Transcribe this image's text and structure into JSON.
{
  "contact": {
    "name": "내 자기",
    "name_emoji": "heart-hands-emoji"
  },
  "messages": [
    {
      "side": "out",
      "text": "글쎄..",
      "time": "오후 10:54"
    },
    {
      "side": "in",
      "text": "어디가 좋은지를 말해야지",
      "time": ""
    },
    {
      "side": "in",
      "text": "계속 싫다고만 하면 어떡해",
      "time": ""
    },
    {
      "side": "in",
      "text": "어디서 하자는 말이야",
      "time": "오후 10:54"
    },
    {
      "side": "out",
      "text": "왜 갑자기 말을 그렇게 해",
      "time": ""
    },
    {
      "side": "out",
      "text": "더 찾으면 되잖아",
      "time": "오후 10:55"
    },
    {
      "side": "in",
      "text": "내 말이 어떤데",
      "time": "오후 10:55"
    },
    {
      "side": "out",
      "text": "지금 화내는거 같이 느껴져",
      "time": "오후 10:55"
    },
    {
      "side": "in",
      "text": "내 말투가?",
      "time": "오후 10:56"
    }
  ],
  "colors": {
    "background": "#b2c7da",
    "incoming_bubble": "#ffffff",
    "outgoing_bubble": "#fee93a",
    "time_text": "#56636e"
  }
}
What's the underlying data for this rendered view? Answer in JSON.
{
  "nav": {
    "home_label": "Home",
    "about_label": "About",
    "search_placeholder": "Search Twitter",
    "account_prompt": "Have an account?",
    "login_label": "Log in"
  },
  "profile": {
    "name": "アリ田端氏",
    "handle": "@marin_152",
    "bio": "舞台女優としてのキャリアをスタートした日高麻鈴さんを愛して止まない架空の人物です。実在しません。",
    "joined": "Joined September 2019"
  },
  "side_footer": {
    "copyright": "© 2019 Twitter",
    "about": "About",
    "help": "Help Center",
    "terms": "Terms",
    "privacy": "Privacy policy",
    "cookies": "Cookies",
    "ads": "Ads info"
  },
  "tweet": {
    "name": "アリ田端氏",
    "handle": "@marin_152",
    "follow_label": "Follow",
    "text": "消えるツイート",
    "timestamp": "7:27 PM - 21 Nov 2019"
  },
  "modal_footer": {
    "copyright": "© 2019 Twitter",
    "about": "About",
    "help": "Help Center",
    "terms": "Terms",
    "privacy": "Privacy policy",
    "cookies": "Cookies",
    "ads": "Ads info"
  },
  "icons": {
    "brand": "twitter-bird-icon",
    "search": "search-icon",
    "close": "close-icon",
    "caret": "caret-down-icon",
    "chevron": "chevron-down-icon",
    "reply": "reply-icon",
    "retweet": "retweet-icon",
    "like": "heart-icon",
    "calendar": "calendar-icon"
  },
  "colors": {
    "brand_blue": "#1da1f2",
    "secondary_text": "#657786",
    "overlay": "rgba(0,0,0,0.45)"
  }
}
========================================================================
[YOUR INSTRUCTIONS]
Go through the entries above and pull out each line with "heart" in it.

[SOLUTION TO THIS TASK]
    "name_emoji": "heart-hands-emoji"
    "like": "heart-icon",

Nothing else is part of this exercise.